What is expected> Please repeat all the entries. Nothing may differ.

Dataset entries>
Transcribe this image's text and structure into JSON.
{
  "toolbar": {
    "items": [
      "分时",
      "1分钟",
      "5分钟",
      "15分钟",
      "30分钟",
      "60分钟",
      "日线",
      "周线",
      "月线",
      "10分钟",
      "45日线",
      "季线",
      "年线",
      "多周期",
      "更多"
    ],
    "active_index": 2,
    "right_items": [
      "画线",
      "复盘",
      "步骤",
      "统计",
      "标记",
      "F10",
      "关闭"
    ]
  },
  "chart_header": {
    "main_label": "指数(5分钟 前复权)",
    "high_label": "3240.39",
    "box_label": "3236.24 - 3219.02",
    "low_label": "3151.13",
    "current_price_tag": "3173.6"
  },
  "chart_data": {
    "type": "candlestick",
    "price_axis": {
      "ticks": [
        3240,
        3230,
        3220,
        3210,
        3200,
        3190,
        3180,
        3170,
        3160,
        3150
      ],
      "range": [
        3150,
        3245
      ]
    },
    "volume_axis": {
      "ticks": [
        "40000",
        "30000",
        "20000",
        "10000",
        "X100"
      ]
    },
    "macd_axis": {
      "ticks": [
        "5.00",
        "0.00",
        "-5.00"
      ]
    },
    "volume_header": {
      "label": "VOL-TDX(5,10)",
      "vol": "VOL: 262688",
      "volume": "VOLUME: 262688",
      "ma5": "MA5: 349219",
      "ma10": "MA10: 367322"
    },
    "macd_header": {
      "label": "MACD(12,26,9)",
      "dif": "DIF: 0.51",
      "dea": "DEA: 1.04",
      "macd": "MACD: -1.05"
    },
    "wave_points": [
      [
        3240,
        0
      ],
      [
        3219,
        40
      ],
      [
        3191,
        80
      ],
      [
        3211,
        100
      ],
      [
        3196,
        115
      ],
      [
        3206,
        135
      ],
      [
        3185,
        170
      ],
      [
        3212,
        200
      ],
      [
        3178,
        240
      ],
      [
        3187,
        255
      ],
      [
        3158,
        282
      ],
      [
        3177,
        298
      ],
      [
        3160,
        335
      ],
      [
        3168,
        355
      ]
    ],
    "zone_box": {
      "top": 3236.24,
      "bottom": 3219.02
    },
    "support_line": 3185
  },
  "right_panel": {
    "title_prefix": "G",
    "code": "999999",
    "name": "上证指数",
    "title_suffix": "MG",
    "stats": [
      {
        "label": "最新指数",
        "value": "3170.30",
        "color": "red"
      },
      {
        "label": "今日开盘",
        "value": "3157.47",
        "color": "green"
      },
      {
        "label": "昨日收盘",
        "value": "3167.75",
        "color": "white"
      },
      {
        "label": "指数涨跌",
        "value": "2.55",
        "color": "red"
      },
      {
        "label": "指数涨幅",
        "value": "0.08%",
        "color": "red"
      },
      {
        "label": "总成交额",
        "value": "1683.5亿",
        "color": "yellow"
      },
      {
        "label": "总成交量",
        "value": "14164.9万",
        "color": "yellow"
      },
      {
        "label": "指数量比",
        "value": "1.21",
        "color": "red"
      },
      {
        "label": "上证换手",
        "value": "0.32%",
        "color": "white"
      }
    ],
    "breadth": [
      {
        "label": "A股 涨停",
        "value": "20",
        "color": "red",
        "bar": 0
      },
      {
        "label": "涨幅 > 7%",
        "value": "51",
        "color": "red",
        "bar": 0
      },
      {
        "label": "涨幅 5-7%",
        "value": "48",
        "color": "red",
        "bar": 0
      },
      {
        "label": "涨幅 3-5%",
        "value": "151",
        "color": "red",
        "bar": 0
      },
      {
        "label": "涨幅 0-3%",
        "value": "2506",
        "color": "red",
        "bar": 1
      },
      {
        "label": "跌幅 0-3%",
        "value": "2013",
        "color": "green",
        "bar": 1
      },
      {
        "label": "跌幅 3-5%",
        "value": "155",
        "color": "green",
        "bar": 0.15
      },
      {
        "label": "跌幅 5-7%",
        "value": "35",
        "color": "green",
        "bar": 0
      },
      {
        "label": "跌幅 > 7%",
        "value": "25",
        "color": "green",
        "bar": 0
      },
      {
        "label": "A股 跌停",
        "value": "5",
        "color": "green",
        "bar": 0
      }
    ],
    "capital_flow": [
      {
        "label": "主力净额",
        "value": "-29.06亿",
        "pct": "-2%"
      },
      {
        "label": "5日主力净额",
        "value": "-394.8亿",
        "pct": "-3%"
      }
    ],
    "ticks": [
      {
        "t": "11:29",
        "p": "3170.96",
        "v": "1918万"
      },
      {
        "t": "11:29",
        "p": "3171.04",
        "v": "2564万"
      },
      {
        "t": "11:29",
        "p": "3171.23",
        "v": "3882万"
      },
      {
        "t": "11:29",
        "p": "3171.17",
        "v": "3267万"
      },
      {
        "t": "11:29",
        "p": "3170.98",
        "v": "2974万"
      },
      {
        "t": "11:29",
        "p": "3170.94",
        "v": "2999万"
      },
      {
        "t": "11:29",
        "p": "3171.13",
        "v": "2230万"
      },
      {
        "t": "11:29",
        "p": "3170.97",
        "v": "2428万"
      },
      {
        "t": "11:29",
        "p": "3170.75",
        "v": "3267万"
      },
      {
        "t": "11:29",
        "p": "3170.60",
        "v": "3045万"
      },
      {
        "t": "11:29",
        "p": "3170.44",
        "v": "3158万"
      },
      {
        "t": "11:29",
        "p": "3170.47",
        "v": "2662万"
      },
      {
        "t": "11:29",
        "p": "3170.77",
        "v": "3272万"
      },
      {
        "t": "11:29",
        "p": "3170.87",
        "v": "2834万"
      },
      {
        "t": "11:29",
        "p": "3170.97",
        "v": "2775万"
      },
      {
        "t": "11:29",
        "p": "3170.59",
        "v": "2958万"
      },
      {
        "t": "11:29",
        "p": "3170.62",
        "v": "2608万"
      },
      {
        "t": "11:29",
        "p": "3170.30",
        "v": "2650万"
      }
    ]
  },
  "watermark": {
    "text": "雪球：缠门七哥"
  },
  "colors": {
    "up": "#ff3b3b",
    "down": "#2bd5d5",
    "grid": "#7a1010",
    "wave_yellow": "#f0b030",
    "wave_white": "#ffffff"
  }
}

Answer to this task>
Transcribe this image's text and structure into JSON.
{
  "toolbar": {
    "items": [
      "分时",
      "1分钟",
      "5分钟",
      "15分钟",
      "30分钟",
      "60分钟",
      "日线",
      "周线",
      "月线",
      "10分钟",
      "45日线",
      "季线",
      "年线",
      "多周期",
      "更多"
    ],
    "active_index": 2,
    "right_items": [
      "画线",
      "复盘",
      "步骤",
      "统计",
      "标记",
      "F10",
      "关闭"
    ]
  },
  "chart_header": {
    "main_label": "指数(5分钟 前复权)",
    "high_label": "3240.39",
    "box_label": "3236.24 - 3219.02",
    "low_label": "3151.13",
    "current_price_tag": "3173.6"
  },
  "chart_data": {
    "type": "candlestick",
    "price_axis": {
      "ticks": [
        3240,
        3230,
        3220,
        3210,
        3200,
        3190,
        3180,
        3170,
        3160,
        3150
      ],
      "range": [
        3150,
        3245
      ]
    },
    "volume_axis": {
      "ticks": [
        "40000",
        "30000",
        "20000",
        "10000",
        "X100"
      ]
    },
    "macd_axis": {
      "ticks": [
        "5.00",
        "0.00",
        "-5.00"
      ]
    },
    "volume_header": {
      "label": "VOL-TDX(5,10)",
      "vol": "VOL: 262688",
      "volume": "VOLUME: 262688",
      "ma5": "MA5: 349219",
      "ma10": "MA10: 367322"
    },
    "macd_header": {
      "label": "MACD(12,26,9)",
      "dif": "DIF: 0.51",
      "dea": "DEA: 1.04",
      "macd": "MACD: -1.05"
    },
    "wave_points": [
      [
        3240,
        0
      ],
      [
        3219,
        40
      ],
      [
        3191,
        80
      ],
      [
        3211,
        100
      ],
      [
        3196,
        115
      ],
      [
        3206,
        135
      ],
      [
        3185,
        170
      ],
      [
        3212,
        200
      ],
      [
        3178,
        240
      ],
      [
        3187,
        255
      ],
      [
        3158,
        282
      ],
      [
        3177,
        298
      ],
      [
        3160,
        335
      ],
      [
        3168,
        355
      ]
    ],
    "zone_box": {
      "top": 3236.24,
      "bottom": 3219.02
    },
    "support_line": 3185
  },
  "right_panel": {
    "title_prefix": "G",
    "code": "999999",
    "name": "上证指数",
    "title_suffix": "MG",
    "stats": [
      {
        "label": "最新指数",
        "value": "3170.30",
        "color": "red"
      },
      {
        "label": "今日开盘",
        "value": "3157.47",
        "color": "green"
      },
      {
        "label": "昨日收盘",
        "value": "3167.75",
        "color": "white"
      },
      {
        "label": "指数涨跌",
        "value": "2.55",
        "color": "red"
      },
      {
        "label": "指数涨幅",
        "value": "0.08%",
        "color": "red"
      },
      {
        "label": "总成交额",
        "value": "1683.5亿",
        "color": "yellow"
      },
      {
        "label": "总成交量",
        "value": "14164.9万",
        "color": "yellow"
      },
      {
        "label": "指数量比",
        "value": "1.21",
        "color": "red"
      },
      {
        "label": "上证换手",
        "value": "0.32%",
        "color": "white"
      }
    ],
    "breadth": [
      {
        "label": "A股 涨停",
        "value": "20",
        "color": "red",
        "bar": 0
      },
      {
        "label": "涨幅 > 7%",
        "value": "51",
        "color": "red",
        "bar": 0
      },
      {
        "label": "涨幅 5-7%",
        "value": "48",
        "color": "red",
        "bar": 0
      },
      {
        "label": "涨幅 3-5%",
        "value": "151",
        "color": "red",
        "bar": 0
      },
      {
        "label": "涨幅 0-3%",
        "value": "2506",
        "color": "red",
        "bar": 1
      },
      {
        "label": "跌幅 0-3%",
        "value": "2013",
        "color": "green",
        "bar": 1
      },
      {
        "label": "跌幅 3-5%",
        "value": "155",
        "color": "green",
        "bar": 0.15
      },
      {
        "label": "跌幅 5-7%",
        "value": "35",
        "color": "green",
        "bar": 0
      },
      {
        "label": "跌幅 > 7%",
        "value": "25",
        "color": "green",
        "bar": 0
      },
      {
        "label": "A股 跌停",
        "value": "5",
        "color": "green",
        "bar": 0
      }
    ],
    "capital_flow": [
      {
        "label": "主力净额",
        "value": "-29.06亿",
        "pct": "-2%"
      },
      {
        "label": "5日主力净额",
        "value": "-394.8亿",
        "pct": "-3%"
      }
    ],
    "ticks": [
      {
        "t": "11:29",
        "p": "3170.96",
        "v": "1918万"
      },
      {
        "t": "11:29",
        "p": "3171.04",
        "v": "2564万"
      },
      {
        "t": "11:29",
        "p": "3171.23",
        "v": "3882万"
      },
      {
        "t": "11:29",
        "p": "3171.17",
        "v": "3267万"
      },
      {
        "t": "11:29",
        "p": "3170.98",
        "v": "2974万"
      },
      {
        "t": "11:29",
        "p": "3170.94",
        "v": "2999万"
      },
      {
        "t": "11:29",
        "p": "3171.13",
        "v": "2230万"
      },
      {
        "t": "11:29",
        "p": "3170.97",
        "v": "2428万"
      },
      {
        "t": "11:29",
        "p": "3170.75",
        "v": "3267万"
      },
      {
        "t": "11:29",
        "p": "3170.60",
        "v": "3045万"
      },
      {
        "t": "11:29",
        "p": "3170.44",
        "v": "3158万"
      },
      {
        "t": "11:29",
        "p": "3170.47",
        "v": "2662万"
      },
      {
        "t": "11:29",
        "p": "3170.77",
        "v": "3272万"
      },
      {
        "t": "11:29",
        "p": "3170.87",
        "v": "2834万"
      },
      {
        "t": "11:29",
        "p": "3170.97",
        "v": "2775万"
      },
      {
        "t": "11:29",
        "p": "3170.59",
        "v": "2958万"
      },
      {
        "t": "11:29",
        "p": "3170.62",
        "v": "2608万"
      },
      {
        "t": "11:29",
        "p": "3170.30",
        "v": "2650万"
      }
    ]
  },
  "watermark": {
    "text": "雪球：缠门七哥"
  },
  "colors": {
    "up": "#ff3b3b",
    "down": "#2bd5d5",
    "grid": "#7a1010",
    "wave_yellow": "#f0b030",
    "wave_white": "#ffffff"
  }
}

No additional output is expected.